◆ To do: Using the records that follow, work out the number of lines with the word "группы" in them; reply with that number only.
*** Opening Data shown ***
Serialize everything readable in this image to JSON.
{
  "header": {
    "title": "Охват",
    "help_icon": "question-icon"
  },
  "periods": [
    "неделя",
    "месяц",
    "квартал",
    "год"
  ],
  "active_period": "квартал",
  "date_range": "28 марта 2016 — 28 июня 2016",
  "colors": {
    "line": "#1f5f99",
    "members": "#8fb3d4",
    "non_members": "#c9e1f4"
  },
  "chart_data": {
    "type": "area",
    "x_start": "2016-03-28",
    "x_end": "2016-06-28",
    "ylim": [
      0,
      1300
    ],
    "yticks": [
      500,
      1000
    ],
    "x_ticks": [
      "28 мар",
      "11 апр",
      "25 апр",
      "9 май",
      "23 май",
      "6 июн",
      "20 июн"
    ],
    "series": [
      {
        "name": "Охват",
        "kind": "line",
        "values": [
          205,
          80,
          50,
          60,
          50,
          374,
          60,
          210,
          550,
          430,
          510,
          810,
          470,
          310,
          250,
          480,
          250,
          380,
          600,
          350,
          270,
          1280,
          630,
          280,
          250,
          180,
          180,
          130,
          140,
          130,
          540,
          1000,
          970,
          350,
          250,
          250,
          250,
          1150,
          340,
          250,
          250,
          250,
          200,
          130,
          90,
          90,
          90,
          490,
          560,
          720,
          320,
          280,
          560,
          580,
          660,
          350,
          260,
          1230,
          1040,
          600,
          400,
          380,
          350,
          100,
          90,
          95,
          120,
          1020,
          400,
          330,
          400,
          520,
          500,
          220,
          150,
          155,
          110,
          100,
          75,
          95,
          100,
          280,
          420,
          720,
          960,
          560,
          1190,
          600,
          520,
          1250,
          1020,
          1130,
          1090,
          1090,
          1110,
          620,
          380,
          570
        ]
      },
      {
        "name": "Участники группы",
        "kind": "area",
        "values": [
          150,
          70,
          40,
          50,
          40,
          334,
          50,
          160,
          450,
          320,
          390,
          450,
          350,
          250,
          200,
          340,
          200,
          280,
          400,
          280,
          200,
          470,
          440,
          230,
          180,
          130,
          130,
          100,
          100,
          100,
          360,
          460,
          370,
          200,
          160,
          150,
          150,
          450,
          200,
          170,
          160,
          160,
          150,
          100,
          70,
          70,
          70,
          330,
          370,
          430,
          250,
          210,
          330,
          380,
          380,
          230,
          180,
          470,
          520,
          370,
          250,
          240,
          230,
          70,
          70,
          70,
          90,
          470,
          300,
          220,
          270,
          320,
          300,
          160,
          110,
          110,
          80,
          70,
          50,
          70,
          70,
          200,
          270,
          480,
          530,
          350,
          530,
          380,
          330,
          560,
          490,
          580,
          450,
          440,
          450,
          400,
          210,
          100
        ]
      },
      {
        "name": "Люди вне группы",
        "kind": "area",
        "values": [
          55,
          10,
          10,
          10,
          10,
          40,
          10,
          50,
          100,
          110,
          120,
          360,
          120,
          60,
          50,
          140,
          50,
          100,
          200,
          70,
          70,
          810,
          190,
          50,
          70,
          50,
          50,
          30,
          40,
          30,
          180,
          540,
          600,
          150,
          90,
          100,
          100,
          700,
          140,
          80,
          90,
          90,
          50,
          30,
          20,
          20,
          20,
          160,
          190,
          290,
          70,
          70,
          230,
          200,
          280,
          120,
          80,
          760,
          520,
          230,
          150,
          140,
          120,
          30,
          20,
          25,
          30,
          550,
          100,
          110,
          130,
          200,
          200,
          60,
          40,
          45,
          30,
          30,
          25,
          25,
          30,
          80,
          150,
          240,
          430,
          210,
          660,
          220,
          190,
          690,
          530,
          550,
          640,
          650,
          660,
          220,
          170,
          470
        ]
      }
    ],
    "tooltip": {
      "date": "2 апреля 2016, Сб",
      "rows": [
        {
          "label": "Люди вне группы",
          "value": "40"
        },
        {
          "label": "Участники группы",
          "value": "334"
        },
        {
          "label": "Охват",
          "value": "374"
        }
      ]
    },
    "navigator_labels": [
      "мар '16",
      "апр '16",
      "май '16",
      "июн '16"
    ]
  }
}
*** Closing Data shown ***
◆ Completed exercise: 4